TRANSLATION OF LUSA Brazil Article
2 September 2009
Dili, 2 set (AP) – The idea of a general amnesty for crimes committed
between 1974 and 1999, launched by East Timorese President
Ramos-Horta, was hotly debated in Congress of the network of victims
of human rights violations in East Timor.
The congress which is meeting in the capital, Dili, is being attended
by one hundred and fifty delegates, will run until Friday, and comes
just days after the East Timorese president has advocated for the
adoption of a general amnesty.
The spokesman of the organizing committee, Elio Saldanha, told Lusa
that the first national congress of the victims want their rights to
“The purpose of this meeting is to present their ideas and demands,
and seek to protect and safeguard the rights of victims to truth,
justice and reparations,” said Saldanha.
The congress is sponsored by various non government organizations,
including the “November 12 Committee”, formed by survivors of the
massacre at Santa Cruz, and is being attended by a delegation of
Indonesian victims from the time of the Suharto dictatorship.
Moreover, representatives from various districts participated, chosen
at local gatherings of victims and their families, brought about since
March by the forum for non-government organizations FONGTIL.
The network aims to protect victims’ interests and views in the
national discussion with the intention of expanding the possible
solutions for outstanding issues relating to justice, reconciliation
On the first day of work, the Congress had as guest speakers Aniceto
Guterres, Frentlin MP and member of the Commission of Truth and
Friendship (CTF), Lois Garcia, of Integrated Mission in East Timor
United Nations (UNMIT) and Marek Michon, Head of the Serious Crimes
Investigation (SCIT) of that mission.
Numerous participants criticized the idea of a general amnesty for the
crimes they suffered, and the predominant view was synthesized by
“Crimes against humanity can not go unpunished, so we do not accept
that they are capable of being amnestied,” he said.

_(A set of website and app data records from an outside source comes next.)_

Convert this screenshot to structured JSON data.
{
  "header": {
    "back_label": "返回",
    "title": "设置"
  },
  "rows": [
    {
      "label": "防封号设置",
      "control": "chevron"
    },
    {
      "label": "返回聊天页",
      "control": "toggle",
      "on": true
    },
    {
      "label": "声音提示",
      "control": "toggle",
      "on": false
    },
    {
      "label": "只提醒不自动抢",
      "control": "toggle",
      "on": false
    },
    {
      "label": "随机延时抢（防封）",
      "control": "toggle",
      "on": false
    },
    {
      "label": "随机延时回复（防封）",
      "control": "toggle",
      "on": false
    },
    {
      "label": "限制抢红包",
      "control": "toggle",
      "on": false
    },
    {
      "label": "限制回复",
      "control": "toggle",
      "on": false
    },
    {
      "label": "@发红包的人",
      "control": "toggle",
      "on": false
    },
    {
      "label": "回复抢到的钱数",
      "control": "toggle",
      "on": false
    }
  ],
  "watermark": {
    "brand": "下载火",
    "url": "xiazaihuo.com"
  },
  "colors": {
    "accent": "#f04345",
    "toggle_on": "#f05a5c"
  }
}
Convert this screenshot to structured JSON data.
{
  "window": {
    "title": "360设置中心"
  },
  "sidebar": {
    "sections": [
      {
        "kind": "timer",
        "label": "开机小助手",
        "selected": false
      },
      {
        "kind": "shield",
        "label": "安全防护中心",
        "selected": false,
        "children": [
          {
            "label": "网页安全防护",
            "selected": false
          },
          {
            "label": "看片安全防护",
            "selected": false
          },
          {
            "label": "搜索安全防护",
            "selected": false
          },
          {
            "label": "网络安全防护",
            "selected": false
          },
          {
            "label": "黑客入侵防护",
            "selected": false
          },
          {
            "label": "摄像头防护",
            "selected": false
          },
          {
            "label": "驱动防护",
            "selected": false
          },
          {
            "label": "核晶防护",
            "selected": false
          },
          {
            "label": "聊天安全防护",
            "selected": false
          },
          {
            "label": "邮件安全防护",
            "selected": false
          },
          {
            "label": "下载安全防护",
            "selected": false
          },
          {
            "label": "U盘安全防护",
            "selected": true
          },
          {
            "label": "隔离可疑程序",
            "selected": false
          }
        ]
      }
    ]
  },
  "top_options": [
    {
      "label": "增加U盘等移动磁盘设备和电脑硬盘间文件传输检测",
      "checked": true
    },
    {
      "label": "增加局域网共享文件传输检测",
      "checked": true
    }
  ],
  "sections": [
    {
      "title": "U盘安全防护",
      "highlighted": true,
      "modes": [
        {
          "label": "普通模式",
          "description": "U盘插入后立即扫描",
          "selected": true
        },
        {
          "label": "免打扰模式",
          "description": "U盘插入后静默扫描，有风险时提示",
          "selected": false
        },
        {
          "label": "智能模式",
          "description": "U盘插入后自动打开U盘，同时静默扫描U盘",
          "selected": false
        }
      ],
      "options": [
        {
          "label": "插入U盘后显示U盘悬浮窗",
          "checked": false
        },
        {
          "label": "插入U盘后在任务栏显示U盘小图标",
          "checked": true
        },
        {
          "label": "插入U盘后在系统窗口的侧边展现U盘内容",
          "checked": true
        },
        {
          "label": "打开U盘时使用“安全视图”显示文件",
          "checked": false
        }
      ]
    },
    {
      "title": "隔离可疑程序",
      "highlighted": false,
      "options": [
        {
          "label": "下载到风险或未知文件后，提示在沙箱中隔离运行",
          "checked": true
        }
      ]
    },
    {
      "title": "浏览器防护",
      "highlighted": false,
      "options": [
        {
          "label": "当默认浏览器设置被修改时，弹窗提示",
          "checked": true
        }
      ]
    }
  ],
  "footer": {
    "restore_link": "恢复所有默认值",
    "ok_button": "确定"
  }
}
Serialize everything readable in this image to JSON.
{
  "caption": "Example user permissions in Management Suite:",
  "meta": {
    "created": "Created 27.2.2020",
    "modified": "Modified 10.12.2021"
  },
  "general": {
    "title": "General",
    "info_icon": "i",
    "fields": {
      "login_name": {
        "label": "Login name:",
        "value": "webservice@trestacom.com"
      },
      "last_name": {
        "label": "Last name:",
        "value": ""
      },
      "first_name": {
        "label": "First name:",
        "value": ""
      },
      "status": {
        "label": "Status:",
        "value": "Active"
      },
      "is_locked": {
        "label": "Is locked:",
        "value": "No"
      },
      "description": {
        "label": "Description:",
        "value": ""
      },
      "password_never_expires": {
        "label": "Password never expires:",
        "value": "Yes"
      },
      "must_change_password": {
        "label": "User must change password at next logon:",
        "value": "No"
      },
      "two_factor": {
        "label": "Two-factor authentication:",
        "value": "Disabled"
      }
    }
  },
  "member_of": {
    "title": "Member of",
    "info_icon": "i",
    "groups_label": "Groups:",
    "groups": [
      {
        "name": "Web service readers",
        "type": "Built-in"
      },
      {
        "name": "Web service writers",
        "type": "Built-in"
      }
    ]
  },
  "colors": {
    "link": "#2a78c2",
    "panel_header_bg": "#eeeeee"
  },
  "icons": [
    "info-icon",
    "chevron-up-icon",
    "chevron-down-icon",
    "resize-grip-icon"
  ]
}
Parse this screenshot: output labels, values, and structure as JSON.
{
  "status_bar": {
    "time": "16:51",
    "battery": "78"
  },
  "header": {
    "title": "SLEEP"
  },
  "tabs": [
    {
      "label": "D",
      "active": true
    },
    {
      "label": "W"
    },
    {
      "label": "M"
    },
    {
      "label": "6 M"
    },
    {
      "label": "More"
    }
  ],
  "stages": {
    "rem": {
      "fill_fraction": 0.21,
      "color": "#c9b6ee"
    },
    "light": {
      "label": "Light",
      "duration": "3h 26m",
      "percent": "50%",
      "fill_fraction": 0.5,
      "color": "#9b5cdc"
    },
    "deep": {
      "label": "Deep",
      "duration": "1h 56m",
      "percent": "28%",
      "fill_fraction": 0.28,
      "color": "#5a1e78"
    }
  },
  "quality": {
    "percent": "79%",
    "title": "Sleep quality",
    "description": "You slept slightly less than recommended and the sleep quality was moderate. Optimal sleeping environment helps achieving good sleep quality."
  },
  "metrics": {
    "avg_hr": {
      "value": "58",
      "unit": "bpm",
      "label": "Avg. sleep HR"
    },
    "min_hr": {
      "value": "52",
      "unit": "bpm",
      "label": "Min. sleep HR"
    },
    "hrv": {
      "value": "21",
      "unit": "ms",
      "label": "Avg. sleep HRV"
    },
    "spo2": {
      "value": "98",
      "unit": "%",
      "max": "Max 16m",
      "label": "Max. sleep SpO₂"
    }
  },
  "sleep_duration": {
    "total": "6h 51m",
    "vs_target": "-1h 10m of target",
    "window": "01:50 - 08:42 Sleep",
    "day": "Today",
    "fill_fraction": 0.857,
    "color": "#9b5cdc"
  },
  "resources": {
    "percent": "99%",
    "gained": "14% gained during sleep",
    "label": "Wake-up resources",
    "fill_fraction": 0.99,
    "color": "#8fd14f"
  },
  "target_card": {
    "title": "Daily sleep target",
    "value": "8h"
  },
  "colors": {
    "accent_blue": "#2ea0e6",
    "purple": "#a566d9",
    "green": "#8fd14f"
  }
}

Most of the congress participants come from the districts, and they
support the establishment of a tribunal to try serious crimes that
occurred in the country, basing their demands on the Constitution of
According to Saldanha, “the President’s thinking breaches the 2002
Constitution, which stipulates in Article 160 that crimes against
humanity, genocide and war crimes must be prosecuted in national and
“The justice that we claim is not intended to revive hatred or
revenge, but to educate future generations of this nation and prevent
future violations of human rights,” he added.
“We believe it will be useful to promote justice and peace, and to
conflict prevention, ensuring respect for the rule of law, as a
condition for peace,” he said.